This article by Sanjay Kirloskar, President, AIMA was published in ‘The Hindu Business Line’ on 26th October 2019.
Managing business has only gotten tougher, as the domestic economic slowdown has added to the challenge of technological and trade disruptions. India’s economy has been slipping for a few quarters, and expectations for the future are tinged with Worry. Quite a few sectors are feeling the pinch, and it has become a challenge to achieve growth or even sustain performance. However, bad times are good for house-cleaning and reorganisation. The pressure to survive can be used to become fit for growth.
It is instinctive to retreat into a shell now, but it is not a safe option with the business environment changing fast. A scramble to save money only fulfils the prophecy of doom. Worse, it damages the organisation’s vitals. As Warren Buffet said: “When others are fearful, be greedy”.
Bringing in efficiency
A downturn is the time to streamline the organisation and invest in the future. When sales are growing, the aim is to produce more, but when the market stumbles, one can focus on improving products. A crisis brings a sense of discipline and urgency to the organisation, because the market no longer pays for sloppiness.
Organisations grow fat on growth, but need to get fit to compete for a shrinking pie. They must get the most out of their spending and create innovative products and deals to excite a moribund market. They must reinvent their business models to offer better value and convenience to the customer.
During a downturn, organisations must become clearer about their positioning and vision, shorten their plan horizons, intensify performance enhancement and set targets dynamically. Vanity projects should be set aside and margins should become sacrosanct.

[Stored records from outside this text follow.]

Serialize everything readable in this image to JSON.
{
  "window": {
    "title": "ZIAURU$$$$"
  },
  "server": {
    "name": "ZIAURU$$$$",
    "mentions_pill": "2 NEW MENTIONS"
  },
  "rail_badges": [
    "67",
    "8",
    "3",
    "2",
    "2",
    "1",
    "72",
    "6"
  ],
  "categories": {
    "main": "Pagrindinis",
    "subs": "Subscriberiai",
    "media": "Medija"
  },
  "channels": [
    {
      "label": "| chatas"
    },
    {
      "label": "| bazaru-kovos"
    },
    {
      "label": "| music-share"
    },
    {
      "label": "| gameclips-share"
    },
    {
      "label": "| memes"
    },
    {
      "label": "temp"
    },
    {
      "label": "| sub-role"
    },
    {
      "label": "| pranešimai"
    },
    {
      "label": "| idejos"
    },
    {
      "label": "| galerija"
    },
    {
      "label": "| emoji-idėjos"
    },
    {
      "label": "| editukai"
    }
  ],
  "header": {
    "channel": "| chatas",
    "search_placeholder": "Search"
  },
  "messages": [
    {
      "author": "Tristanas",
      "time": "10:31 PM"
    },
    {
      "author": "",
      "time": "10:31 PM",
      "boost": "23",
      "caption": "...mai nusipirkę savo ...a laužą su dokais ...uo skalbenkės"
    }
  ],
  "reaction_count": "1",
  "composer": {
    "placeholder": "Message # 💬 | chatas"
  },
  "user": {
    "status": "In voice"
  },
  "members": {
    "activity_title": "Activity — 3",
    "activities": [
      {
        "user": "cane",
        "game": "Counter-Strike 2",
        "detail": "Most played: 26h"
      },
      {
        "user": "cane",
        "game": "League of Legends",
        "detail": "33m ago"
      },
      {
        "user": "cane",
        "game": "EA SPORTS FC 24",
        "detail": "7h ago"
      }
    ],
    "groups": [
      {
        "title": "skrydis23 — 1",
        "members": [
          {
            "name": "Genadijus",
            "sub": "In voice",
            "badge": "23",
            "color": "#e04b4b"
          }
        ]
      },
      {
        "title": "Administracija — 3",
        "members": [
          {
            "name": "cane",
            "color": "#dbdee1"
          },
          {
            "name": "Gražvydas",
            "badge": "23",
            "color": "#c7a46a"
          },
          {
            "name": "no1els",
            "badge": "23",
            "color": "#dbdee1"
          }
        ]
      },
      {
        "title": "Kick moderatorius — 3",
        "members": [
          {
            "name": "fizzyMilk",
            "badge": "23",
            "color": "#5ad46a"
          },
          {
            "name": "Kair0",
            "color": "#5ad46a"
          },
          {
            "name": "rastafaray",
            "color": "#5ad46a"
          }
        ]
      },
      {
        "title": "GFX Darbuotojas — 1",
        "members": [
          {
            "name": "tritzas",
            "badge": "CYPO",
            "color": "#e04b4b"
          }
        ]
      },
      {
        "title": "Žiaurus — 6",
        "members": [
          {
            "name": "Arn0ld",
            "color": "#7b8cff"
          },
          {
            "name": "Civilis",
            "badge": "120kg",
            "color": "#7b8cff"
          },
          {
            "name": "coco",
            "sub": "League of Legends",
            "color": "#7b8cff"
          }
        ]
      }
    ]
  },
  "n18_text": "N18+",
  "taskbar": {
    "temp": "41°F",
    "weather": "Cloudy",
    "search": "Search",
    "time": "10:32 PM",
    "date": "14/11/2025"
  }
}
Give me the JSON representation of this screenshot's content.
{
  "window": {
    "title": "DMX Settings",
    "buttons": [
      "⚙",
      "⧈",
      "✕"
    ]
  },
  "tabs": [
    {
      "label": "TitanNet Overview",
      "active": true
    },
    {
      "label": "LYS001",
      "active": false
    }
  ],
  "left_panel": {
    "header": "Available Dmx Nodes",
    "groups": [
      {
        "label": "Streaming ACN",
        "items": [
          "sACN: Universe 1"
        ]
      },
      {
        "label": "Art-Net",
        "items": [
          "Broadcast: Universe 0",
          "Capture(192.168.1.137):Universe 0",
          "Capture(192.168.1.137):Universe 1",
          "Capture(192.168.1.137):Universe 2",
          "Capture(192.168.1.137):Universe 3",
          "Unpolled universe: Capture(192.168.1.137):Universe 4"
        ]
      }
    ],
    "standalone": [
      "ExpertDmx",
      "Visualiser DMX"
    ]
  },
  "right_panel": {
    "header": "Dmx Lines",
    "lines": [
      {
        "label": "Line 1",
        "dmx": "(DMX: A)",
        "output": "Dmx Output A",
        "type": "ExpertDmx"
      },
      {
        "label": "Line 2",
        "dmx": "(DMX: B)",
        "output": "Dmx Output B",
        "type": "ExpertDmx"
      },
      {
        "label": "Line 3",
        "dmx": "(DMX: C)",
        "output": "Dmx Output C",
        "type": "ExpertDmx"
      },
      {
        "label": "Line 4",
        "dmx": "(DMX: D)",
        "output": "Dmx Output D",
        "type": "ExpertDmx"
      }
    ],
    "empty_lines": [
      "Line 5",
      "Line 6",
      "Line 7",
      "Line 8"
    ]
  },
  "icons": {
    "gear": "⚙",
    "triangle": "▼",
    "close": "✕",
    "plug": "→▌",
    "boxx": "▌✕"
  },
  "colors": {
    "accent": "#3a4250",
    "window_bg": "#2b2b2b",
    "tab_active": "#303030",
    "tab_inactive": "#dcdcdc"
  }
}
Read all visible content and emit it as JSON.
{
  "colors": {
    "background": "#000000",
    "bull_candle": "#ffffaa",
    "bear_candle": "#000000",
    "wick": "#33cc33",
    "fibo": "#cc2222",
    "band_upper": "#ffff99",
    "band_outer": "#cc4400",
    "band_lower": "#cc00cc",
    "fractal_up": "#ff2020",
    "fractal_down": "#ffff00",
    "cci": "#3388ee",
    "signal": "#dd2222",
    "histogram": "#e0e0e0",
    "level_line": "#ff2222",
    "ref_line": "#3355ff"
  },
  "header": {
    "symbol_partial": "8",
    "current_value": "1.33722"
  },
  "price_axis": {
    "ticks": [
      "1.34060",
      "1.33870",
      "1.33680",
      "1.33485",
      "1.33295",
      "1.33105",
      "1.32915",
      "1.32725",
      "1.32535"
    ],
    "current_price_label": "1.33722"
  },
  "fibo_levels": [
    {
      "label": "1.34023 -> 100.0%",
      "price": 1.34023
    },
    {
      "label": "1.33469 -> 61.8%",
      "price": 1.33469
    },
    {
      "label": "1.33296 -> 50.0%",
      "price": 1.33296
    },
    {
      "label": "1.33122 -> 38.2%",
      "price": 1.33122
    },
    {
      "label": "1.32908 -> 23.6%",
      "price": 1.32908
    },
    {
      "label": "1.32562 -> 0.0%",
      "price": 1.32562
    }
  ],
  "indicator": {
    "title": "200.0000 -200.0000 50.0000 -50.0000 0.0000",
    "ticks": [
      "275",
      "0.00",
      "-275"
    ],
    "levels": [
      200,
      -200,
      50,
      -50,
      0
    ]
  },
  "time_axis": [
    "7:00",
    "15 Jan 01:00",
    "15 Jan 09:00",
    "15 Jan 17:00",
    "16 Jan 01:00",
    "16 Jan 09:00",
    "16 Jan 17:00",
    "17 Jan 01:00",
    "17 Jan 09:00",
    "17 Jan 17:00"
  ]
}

Liquidity is critical when everyone is in panic mode, and the risk of receivables delay and default increases. Reducing sales on credit and diligent recovery of outstanding payments can be critical when cash becomes scarce. At the same time, organisations must reduce their own debt to minimise compulsory outgo and strengthen solvency for fresh investment.
Many organisations tend to operate on the fat with a machete instead of a surgical knife. The rule of thumb is then to cut 10 per cent costs across the board at any sign of trouble, which tends to cut into the organisation’s bones. The zeal to cut expenses extends to headcount, marketing and product development too.
Rash cost-cutting destabilises the supply chain, damages customer confidence and motivates talented employees to leave. Showing confidence is central to doing well in a downturn. It helps to sign long-term contracts with key customers, suppliers and employees.
Focus on products
Increasing spending on product development and marketing are essential to recession-proof an organisation. New design and functionality of products can get people to spend even in a bad economy. Apple launched the iPhone at the peak of the financial crisis in the US, and most of the other digital giants of today began disrupting the market around the time too. People will pay if they are offered unprecedented utility or a means to save money and effort.
One also needs to market more during crises, not less. Instead of cutting marketing budgets, organisations need to improve their propositions and push them with persistence.
A downturn puts pressure on prices, and dropping them to push sales is a reflex. However, conceding pricing power is a self-harming strategy, because raising a price once lowered is extremely difficult. One can offer a bargain to the saving-conscious customer by offering add-ons without giving up the price point. One can also offer expensive products on a pay-as-you-use basis, to save the immediate expenses of customers.
Fishing in the troubled waters can be useful, It is easier and cheaper to buy competing and complementary businesses in a downturn. However, one must resist the temptation to buy an asset, organisation or customer base just because they are cheap and available.
It is critical that focus be on acquiring new capabilities to grow the market, in the present and in the future. In a structural downturn, it is better to shed conventional assets than to add to them.
Leadership matters more than strategy in surviving a downturn. A troubled organisation first needs inspiring leadership, followed by an exacting management. A leader must fire up the organisation for the fight. The organisation must be encouraged to pursue new revenue sources, new markets, new business models and to adopt a new structure and culture. Looking beyond the present is central to rescuing an organisation from self-flagellation and making it focus on the next steps.
Every downturn produces new winners and losers. Those Who try to wait out the storm are usually disappointed. The future belongs to those who create it.